> **Data section**:
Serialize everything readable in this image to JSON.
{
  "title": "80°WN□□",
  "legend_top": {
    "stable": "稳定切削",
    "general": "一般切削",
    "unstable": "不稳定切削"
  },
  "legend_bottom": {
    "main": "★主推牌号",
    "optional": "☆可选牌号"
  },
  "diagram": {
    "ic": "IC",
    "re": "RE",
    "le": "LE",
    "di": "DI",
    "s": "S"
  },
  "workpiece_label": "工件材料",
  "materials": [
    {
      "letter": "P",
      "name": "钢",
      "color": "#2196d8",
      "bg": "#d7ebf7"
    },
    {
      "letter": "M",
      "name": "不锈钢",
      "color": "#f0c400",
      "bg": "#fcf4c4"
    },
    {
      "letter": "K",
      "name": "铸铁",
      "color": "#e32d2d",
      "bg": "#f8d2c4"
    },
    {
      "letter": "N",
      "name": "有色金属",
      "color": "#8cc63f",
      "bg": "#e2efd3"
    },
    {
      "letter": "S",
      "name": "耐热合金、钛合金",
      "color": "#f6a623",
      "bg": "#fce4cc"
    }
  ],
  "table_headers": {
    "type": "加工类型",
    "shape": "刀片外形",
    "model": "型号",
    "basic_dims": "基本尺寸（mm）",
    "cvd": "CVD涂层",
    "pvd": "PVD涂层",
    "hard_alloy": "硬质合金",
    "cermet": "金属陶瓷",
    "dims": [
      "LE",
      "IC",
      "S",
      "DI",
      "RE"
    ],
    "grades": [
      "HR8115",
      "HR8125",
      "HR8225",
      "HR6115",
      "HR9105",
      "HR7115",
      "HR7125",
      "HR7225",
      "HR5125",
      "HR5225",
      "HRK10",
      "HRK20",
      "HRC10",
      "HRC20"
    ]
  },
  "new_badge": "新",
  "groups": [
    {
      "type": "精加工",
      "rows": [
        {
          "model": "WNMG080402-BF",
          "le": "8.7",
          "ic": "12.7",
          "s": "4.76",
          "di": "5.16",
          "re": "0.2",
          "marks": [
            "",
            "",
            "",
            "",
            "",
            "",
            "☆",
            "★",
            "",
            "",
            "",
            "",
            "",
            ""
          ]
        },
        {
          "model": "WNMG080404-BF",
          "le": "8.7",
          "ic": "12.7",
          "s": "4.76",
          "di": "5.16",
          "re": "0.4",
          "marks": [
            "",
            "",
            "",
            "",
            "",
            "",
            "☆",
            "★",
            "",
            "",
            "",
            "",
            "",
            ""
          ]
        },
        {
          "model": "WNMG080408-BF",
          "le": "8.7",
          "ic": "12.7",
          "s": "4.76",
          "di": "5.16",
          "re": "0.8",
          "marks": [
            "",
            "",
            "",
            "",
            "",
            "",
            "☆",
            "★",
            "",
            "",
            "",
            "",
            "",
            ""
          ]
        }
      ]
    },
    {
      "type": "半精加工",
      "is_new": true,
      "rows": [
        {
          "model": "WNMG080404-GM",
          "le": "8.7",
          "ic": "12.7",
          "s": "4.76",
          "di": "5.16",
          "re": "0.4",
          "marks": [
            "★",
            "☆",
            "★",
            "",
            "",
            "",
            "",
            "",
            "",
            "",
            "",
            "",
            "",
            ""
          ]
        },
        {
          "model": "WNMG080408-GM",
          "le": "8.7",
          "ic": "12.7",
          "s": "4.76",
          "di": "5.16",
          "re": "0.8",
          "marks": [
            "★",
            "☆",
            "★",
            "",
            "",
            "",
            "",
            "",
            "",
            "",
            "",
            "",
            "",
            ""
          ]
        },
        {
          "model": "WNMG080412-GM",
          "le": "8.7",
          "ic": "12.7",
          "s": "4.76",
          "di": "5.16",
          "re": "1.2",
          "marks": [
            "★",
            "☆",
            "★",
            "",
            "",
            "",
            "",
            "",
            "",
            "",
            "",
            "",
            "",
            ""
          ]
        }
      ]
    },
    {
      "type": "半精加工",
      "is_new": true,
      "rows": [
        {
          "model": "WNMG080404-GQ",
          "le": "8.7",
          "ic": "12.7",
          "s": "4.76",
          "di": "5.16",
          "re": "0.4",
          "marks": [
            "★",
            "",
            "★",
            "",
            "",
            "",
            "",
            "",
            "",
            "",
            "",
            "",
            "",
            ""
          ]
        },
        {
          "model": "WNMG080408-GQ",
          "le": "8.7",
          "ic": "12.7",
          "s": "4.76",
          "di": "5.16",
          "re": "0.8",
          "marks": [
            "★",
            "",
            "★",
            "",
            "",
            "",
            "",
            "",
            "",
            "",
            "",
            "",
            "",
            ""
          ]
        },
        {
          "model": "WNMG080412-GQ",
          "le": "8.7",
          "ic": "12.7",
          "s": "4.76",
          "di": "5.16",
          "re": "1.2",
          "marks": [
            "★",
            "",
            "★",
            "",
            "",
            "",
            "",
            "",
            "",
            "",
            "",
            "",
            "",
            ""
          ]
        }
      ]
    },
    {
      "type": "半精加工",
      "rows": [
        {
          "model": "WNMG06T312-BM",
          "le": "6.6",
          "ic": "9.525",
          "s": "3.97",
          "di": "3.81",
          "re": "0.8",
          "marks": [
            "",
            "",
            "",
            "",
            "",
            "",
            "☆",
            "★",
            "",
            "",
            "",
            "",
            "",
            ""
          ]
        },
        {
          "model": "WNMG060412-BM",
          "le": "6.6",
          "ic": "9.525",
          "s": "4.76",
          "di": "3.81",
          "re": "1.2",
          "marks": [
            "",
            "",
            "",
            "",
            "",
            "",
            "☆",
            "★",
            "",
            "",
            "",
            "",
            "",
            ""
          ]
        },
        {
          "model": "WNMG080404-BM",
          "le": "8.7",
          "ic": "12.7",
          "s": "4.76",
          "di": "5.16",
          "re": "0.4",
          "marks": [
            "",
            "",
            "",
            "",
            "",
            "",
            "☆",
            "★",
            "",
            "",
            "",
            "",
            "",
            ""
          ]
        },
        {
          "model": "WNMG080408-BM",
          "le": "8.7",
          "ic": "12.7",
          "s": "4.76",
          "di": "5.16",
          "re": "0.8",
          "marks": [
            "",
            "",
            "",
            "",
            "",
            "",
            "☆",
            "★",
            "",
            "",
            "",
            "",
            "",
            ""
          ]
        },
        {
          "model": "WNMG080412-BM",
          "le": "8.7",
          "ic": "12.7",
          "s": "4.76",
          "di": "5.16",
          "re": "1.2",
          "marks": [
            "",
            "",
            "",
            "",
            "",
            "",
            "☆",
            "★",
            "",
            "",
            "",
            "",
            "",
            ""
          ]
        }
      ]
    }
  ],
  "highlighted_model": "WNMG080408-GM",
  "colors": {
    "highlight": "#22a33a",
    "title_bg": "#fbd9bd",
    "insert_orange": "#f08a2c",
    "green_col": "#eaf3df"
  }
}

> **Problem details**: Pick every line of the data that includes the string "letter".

> **Expected output**:
      "letter": "P",
      "letter": "M",
      "letter": "K",
      "letter": "N",
      "letter": "S",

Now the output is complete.